## What is needed
Nothing in the records may change. Print them all again.

· · · · · · ·

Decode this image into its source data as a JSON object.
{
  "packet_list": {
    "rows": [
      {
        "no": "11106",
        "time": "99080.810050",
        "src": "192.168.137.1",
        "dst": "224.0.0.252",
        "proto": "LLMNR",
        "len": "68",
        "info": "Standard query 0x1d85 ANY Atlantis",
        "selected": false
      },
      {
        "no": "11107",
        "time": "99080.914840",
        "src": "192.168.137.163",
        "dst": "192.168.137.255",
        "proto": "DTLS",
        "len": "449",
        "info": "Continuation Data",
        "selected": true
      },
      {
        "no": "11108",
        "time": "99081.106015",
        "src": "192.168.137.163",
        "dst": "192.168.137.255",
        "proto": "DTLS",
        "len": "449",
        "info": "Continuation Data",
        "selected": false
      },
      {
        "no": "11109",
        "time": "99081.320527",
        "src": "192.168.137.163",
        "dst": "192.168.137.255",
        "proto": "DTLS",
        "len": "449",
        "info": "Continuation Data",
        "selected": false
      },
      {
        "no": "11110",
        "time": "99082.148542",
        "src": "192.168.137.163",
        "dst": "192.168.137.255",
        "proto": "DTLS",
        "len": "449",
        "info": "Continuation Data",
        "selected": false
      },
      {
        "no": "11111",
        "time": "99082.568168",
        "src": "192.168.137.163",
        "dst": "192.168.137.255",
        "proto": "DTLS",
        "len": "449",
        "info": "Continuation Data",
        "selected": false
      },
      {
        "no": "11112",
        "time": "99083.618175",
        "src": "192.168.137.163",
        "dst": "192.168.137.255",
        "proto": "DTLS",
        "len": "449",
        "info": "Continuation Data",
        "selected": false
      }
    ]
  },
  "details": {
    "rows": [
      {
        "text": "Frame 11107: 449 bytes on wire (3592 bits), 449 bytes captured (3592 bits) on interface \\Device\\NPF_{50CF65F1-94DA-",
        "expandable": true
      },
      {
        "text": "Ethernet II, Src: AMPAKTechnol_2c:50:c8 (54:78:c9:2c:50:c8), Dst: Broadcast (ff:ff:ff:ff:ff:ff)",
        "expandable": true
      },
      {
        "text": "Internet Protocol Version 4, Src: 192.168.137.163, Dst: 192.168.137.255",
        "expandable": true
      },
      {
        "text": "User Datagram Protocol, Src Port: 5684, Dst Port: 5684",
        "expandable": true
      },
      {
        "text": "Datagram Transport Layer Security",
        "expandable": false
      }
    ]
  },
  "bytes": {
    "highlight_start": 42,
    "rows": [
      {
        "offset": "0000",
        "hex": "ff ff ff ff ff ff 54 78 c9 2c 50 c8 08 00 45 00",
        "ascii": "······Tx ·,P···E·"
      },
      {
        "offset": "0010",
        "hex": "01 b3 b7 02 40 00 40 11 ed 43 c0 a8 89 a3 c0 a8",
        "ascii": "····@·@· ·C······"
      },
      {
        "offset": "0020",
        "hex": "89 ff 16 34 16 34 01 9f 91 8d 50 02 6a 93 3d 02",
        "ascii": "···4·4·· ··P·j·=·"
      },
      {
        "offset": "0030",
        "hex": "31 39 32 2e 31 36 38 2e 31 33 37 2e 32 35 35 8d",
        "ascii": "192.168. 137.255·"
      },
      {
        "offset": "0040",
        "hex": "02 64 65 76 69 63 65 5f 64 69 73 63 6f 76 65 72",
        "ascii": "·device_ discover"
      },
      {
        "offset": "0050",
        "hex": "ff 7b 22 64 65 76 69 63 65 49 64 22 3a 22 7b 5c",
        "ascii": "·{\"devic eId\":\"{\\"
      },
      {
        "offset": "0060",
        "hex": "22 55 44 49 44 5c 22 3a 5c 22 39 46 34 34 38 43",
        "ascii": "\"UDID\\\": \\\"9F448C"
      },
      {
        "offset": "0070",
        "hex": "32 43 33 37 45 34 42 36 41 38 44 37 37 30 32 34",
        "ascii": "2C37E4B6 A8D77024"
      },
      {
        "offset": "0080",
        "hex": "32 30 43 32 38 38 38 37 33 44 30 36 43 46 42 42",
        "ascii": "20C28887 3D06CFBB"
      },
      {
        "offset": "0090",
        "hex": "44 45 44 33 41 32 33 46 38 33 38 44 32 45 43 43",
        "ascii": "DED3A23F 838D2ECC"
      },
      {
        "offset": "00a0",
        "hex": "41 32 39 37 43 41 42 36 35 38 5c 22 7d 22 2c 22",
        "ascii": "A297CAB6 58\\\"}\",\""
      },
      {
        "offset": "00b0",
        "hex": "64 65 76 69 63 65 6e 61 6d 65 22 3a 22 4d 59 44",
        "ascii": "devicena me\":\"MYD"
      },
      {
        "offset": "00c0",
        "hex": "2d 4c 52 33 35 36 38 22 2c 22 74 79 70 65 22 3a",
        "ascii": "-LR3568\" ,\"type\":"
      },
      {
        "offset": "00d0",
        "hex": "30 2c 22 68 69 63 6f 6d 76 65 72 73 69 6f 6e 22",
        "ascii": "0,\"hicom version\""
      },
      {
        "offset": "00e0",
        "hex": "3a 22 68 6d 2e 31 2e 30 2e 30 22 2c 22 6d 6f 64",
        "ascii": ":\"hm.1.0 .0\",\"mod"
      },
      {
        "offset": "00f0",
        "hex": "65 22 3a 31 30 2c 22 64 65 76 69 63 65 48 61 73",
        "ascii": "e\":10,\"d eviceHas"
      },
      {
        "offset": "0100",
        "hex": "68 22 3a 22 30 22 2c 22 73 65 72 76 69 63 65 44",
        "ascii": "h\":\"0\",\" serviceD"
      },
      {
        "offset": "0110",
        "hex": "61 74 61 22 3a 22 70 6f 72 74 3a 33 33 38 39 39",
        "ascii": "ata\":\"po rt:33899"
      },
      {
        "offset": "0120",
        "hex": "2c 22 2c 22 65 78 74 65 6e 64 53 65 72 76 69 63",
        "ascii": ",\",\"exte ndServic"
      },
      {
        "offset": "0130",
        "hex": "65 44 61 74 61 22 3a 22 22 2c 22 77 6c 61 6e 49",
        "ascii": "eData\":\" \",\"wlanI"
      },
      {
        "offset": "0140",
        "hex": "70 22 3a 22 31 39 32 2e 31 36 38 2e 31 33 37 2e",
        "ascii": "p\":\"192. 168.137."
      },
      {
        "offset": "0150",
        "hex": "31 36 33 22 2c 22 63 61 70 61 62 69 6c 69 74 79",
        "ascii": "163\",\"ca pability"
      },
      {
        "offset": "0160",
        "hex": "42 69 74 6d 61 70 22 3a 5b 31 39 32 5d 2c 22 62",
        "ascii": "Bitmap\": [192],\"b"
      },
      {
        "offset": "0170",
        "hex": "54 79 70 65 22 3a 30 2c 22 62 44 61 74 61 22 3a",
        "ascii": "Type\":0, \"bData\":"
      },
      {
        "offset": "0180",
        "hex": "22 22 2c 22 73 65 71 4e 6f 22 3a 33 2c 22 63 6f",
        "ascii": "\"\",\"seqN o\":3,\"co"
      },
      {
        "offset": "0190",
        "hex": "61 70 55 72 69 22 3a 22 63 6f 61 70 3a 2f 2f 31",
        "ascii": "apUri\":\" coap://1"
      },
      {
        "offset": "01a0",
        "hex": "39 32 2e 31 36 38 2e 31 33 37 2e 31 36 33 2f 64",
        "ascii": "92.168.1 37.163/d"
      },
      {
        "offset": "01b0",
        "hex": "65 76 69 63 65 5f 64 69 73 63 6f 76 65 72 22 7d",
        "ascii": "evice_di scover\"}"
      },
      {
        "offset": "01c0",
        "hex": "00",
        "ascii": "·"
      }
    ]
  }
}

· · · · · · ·

## Task response
Decode this image into its source data as a JSON object.
{
  "packet_list": {
    "rows": [
      {
        "no": "11106",
        "time": "99080.810050",
        "src": "192.168.137.1",
        "dst": "224.0.0.252",
        "proto": "LLMNR",
        "len": "68",
        "info": "Standard query 0x1d85 ANY Atlantis",
        "selected": false
      },
      {
        "no": "11107",
        "time": "99080.914840",
        "src": "192.168.137.163",
        "dst": "192.168.137.255",
        "proto": "DTLS",
        "len": "449",
        "info": "Continuation Data",
        "selected": true
      },
      {
        "no": "11108",
        "time": "99081.106015",
        "src": "192.168.137.163",
        "dst": "192.168.137.255",
        "proto": "DTLS",
        "len": "449",
        "info": "Continuation Data",
        "selected": false
      },
      {
        "no": "11109",
        "time": "99081.320527",
        "src": "192.168.137.163",
        "dst": "192.168.137.255",
        "proto": "DTLS",
        "len": "449",
        "info": "Continuation Data",
        "selected": false
      },
      {
        "no": "11110",
        "time": "99082.148542",
        "src": "192.168.137.163",
        "dst": "192.168.137.255",
        "proto": "DTLS",
        "len": "449",
        "info": "Continuation Data",
        "selected": false
      },
      {
        "no": "11111",
        "time": "99082.568168",
        "src": "192.168.137.163",
        "dst": "192.168.137.255",
        "proto": "DTLS",
        "len": "449",
        "info": "Continuation Data",
        "selected": false
      },
      {
        "no": "11112",
        "time": "99083.618175",
        "src": "192.168.137.163",
        "dst": "192.168.137.255",
        "proto": "DTLS",
        "len": "449",
        "info": "Continuation Data",
        "selected": false
      }
    ]
  },
  "details": {
    "rows": [
      {
        "text": "Frame 11107: 449 bytes on wire (3592 bits), 449 bytes captured (3592 bits) on interface \\Device\\NPF_{50CF65F1-94DA-",
        "expandable": true
      },
      {
        "text": "Ethernet II, Src: AMPAKTechnol_2c:50:c8 (54:78:c9:2c:50:c8), Dst: Broadcast (ff:ff:ff:ff:ff:ff)",
        "expandable": true
      },
      {
        "text": "Internet Protocol Version 4, Src: 192.168.137.163, Dst: 192.168.137.255",
        "expandable": true
      },
      {
        "text": "User Datagram Protocol, Src Port: 5684, Dst Port: 5684",
        "expandable": true
      },
      {
        "text": "Datagram Transport Layer Security",
        "expandable": false
      }
    ]
  },
  "bytes": {
    "highlight_start": 42,
    "rows": [
      {
        "offset": "0000",
        "hex": "ff ff ff ff ff ff 54 78 c9 2c 50 c8 08 00 45 00",
        "ascii": "······Tx ·,P···E·"
      },
      {
        "offset": "0010",
        "hex": "01 b3 b7 02 40 00 40 11 ed 43 c0 a8 89 a3 c0 a8",
        "ascii": "····@·@· ·C······"
      },
      {
        "offset": "0020",
        "hex": "89 ff 16 34 16 34 01 9f 91 8d 50 02 6a 93 3d 02",
        "ascii": "···4·4·· ··P·j·=·"
      },
      {
        "offset": "0030",
        "hex": "31 39 32 2e 31 36 38 2e 31 33 37 2e 32 35 35 8d",
        "ascii": "192.168. 137.255·"
      },
      {
        "offset": "0040",
        "hex": "02 64 65 76 69 63 65 5f 64 69 73 63 6f 76 65 72",
        "ascii": "·device_ discover"
      },
      {
        "offset": "0050",
        "hex": "ff 7b 22 64 65 76 69 63 65 49 64 22 3a 22 7b 5c",
        "ascii": "·{\"devic eId\":\"{\\"
      },
      {
        "offset": "0060",
        "hex": "22 55 44 49 44 5c 22 3a 5c 22 39 46 34 34 38 43",
        "ascii": "\"UDID\\\": \\\"9F448C"
      },
      {
        "offset": "0070",
        "hex": "32 43 33 37 45 34 42 36 41 38 44 37 37 30 32 34",
        "ascii": "2C37E4B6 A8D77024"
      },
      {
        "offset": "0080",
        "hex": "32 30 43 32 38 38 38 37 33 44 30 36 43 46 42 42",
        "ascii": "20C28887 3D06CFBB"
      },
      {
        "offset": "0090",
        "hex": "44 45 44 33 41 32 33 46 38 33 38 44 32 45 43 43",
        "ascii": "DED3A23F 838D2ECC"
      },
      {
        "offset": "00a0",
        "hex": "41 32 39 37 43 41 42 36 35 38 5c 22 7d 22 2c 22",
        "ascii": "A297CAB6 58\\\"}\",\""
      },
      {
        "offset": "00b0",
        "hex": "64 65 76 69 63 65 6e 61 6d 65 22 3a 22 4d 59 44",
        "ascii": "devicena me\":\"MYD"
      },
      {
        "offset": "00c0",
        "hex": "2d 4c 52 33 35 36 38 22 2c 22 74 79 70 65 22 3a",
        "ascii": "-LR3568\" ,\"type\":"
      },
      {
        "offset": "00d0",
        "hex": "30 2c 22 68 69 63 6f 6d 76 65 72 73 69 6f 6e 22",
        "ascii": "0,\"hicom version\""
      },
      {
        "offset": "00e0",
        "hex": "3a 22 68 6d 2e 31 2e 30 2e 30 22 2c 22 6d 6f 64",
        "ascii": ":\"hm.1.0 .0\",\"mod"
      },
      {
        "offset": "00f0",
        "hex": "65 22 3a 31 30 2c 22 64 65 76 69 63 65 48 61 73",
        "ascii": "e\":10,\"d eviceHas"
      },
      {
        "offset": "0100",
        "hex": "68 22 3a 22 30 22 2c 22 73 65 72 76 69 63 65 44",
        "ascii": "h\":\"0\",\" serviceD"
      },
      {
        "offset": "0110",
        "hex": "61 74 61 22 3a 22 70 6f 72 74 3a 33 33 38 39 39",
        "ascii": "ata\":\"po rt:33899"
      },
      {
        "offset": "0120",
        "hex": "2c 22 2c 22 65 78 74 65 6e 64 53 65 72 76 69 63",
        "ascii": ",\",\"exte ndServic"
      },
      {
        "offset": "0130",
        "hex": "65 44 61 74 61 22 3a 22 22 2c 22 77 6c 61 6e 49",
        "ascii": "eData\":\" \",\"wlanI"
      },
      {
        "offset": "0140",
        "hex": "70 22 3a 22 31 39 32 2e 31 36 38 2e 31 33 37 2e",
        "ascii": "p\":\"192. 168.137."
      },
      {
        "offset": "0150",
        "hex": "31 36 33 22 2c 22 63 61 70 61 62 69 6c 69 74 79",
        "ascii": "163\",\"ca pability"
      },
      {
        "offset": "0160",
        "hex": "42 69 74 6d 61 70 22 3a 5b 31 39 32 5d 2c 22 62",
        "ascii": "Bitmap\": [192],\"b"
      },
      {
        "offset": "0170",
        "hex": "54 79 70 65 22 3a 30 2c 22 62 44 61 74 61 22 3a",
        "ascii": "Type\":0, \"bData\":"
      },
      {
        "offset": "0180",
        "hex": "22 22 2c 22 73 65 71 4e 6f 22 3a 33 2c 22 63 6f",
        "ascii": "\"\",\"seqN o\":3,\"co"
      },
      {
        "offset": "0190",
        "hex": "61 70 55 72 69 22 3a 22 63 6f 61 70 3a 2f 2f 31",
        "ascii": "apUri\":\" coap://1"
      },
      {
        "offset": "01a0",
        "hex": "39 32 2e 31 36 38 2e 31 33 37 2e 31 36 33 2f 64",
        "ascii": "92.168.1 37.163/d"
      },
      {
        "offset": "01b0",
        "hex": "65 76 69 63 65 5f 64 69 73 63 6f 76 65 72 22 7d",
        "ascii": "evice_di scover\"}"
      },
      {
        "offset": "01c0",
        "hex": "00",
        "ascii": "·"
      }
    ]
  }
}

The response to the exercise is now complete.